**DIRECTIONS FOR THIS TASK:** A complete, exact copy of the data is the required answer.

**DATA SECTION:**
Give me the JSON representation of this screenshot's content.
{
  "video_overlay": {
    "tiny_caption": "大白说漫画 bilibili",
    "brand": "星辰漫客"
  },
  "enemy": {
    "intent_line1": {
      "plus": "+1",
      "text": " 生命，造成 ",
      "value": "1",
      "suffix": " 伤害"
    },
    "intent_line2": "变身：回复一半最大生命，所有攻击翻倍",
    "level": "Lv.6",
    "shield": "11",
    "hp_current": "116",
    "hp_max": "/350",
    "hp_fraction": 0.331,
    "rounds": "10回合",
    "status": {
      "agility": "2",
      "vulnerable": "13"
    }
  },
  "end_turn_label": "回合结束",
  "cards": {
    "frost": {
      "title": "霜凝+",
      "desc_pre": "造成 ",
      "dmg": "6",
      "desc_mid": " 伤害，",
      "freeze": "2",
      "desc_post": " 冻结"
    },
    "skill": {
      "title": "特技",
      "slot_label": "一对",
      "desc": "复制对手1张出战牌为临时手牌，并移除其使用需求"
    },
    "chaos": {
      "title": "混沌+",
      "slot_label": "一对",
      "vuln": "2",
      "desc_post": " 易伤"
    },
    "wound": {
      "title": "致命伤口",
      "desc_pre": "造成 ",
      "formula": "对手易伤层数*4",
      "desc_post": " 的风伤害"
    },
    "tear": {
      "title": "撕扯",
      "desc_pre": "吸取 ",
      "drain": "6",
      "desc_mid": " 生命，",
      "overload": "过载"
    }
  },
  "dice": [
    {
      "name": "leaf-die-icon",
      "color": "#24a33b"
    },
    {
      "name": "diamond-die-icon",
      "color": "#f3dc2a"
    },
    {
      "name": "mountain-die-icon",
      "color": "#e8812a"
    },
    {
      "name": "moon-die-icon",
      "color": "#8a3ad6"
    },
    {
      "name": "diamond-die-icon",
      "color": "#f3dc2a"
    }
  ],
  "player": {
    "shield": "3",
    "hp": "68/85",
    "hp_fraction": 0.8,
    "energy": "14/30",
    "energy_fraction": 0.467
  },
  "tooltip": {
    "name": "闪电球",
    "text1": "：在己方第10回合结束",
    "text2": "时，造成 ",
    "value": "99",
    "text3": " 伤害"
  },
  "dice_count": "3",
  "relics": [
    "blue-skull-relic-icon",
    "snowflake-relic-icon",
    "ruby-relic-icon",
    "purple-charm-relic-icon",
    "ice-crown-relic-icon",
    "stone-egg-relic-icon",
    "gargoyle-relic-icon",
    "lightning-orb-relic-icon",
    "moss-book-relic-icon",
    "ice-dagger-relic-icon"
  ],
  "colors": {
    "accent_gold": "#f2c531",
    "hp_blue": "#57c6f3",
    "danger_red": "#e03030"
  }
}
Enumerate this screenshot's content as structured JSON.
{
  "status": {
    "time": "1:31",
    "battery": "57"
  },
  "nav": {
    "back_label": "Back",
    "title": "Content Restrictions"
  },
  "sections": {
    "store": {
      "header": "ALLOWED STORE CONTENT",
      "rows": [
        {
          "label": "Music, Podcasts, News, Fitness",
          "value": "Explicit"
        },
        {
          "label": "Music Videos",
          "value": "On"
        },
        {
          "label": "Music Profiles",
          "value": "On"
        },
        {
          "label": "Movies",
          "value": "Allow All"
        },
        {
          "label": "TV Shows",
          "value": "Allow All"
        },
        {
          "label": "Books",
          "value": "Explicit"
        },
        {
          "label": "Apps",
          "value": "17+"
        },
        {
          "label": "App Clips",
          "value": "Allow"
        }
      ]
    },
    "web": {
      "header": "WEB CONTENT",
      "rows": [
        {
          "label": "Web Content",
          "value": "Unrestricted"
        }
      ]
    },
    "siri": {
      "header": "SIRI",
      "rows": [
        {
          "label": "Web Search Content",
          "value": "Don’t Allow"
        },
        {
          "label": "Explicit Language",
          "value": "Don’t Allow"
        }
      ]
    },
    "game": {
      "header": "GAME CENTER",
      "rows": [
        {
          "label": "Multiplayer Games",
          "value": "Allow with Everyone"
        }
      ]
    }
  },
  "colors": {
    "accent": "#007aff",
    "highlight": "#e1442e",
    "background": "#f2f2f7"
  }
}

**EXERCISE RESULT:**
Give me the JSON representation of this screenshot's content.
{
  "video_overlay": {
    "tiny_caption": "大白说漫画 bilibili",
    "brand": "星辰漫客"
  },
  "enemy": {
    "intent_line1": {
      "plus": "+1",
      "text": " 生命，造成 ",
      "value": "1",
      "suffix": " 伤害"
    },
    "intent_line2": "变身：回复一半最大生命，所有攻击翻倍",
    "level": "Lv.6",
    "shield": "11",
    "hp_current": "116",
    "hp_max": "/350",
    "hp_fraction": 0.331,
    "rounds": "10回合",
    "status": {
      "agility": "2",
      "vulnerable": "13"
    }
  },
  "end_turn_label": "回合结束",
  "cards": {
    "frost": {
      "title": "霜凝+",
      "desc_pre": "造成 ",
      "dmg": "6",
      "desc_mid": " 伤害，",
      "freeze": "2",
      "desc_post": " 冻结"
    },
    "skill": {
      "title": "特技",
      "slot_label": "一对",
      "desc": "复制对手1张出战牌为临时手牌，并移除其使用需求"
    },
    "chaos": {
      "title": "混沌+",
      "slot_label": "一对",
      "vuln": "2",
      "desc_post": " 易伤"
    },
    "wound": {
      "title": "致命伤口",
      "desc_pre": "造成 ",
      "formula": "对手易伤层数*4",
      "desc_post": " 的风伤害"
    },
    "tear": {
      "title": "撕扯",
      "desc_pre": "吸取 ",
      "drain": "6",
      "desc_mid": " 生命，",
      "overload": "过载"
    }
  },
  "dice": [
    {
      "name": "leaf-die-icon",
      "color": "#24a33b"
    },
    {
      "name": "diamond-die-icon",
      "color": "#f3dc2a"
    },
    {
      "name": "mountain-die-icon",
      "color": "#e8812a"
    },
    {
      "name": "moon-die-icon",
      "color": "#8a3ad6"
    },
    {
      "name": "diamond-die-icon",
      "color": "#f3dc2a"
    }
  ],
  "player": {
    "shield": "3",
    "hp": "68/85",
    "hp_fraction": 0.8,
    "energy": "14/30",
    "energy_fraction": 0.467
  },
  "tooltip": {
    "name": "闪电球",
    "text1": "：在己方第10回合结束",
    "text2": "时，造成 ",
    "value": "99",
    "text3": " 伤害"
  },
  "dice_count": "3",
  "relics": [
    "blue-skull-relic-icon",
    "snowflake-relic-icon",
    "ruby-relic-icon",
    "purple-charm-relic-icon",
    "ice-crown-relic-icon",
    "stone-egg-relic-icon",
    "gargoyle-relic-icon",
    "lightning-orb-relic-icon",
    "moss-book-relic-icon",
    "ice-dagger-relic-icon"
  ],
  "colors": {
    "accent_gold": "#f2c531",
    "hp_blue": "#57c6f3",
    "danger_red": "#e03030"
  }
}
Enumerate this screenshot's content as structured JSON.
{
  "status": {
    "time": "1:31",
    "battery": "57"
  },
  "nav": {
    "back_label": "Back",
    "title": "Content Restrictions"
  },
  "sections": {
    "store": {
      "header": "ALLOWED STORE CONTENT",
      "rows": [
        {
          "label": "Music, Podcasts, News, Fitness",
          "value": "Explicit"
        },
        {
          "label": "Music Videos",
          "value": "On"
        },
        {
          "label": "Music Profiles",
          "value": "On"
        },
        {
          "label": "Movies",
          "value": "Allow All"
        },
        {
          "label": "TV Shows",
          "value": "Allow All"
        },
        {
          "label": "Books",
          "value": "Explicit"
        },
        {
          "label": "Apps",
          "value": "17+"
        },
        {
          "label": "App Clips",
          "value": "Allow"
        }
      ]
    },
    "web": {
      "header": "WEB CONTENT",
      "rows": [
        {
          "label": "Web Content",
          "value": "Unrestricted"
        }
      ]
    },
    "siri": {
      "header": "SIRI",
      "rows": [
        {
          "label": "Web Search Content",
          "value": "Don’t Allow"
        },
        {
          "label": "Explicit Language",
          "value": "Don’t Allow"
        }
      ]
    },
    "game": {
      "header": "GAME CENTER",
      "rows": [
        {
          "label": "Multiplayer Games",
          "value": "Allow with Everyone"
        }
      ]
    }
  },
  "colors": {
    "accent": "#007aff",
    "highlight": "#e1442e",
    "background": "#f2f2f7"
  }
}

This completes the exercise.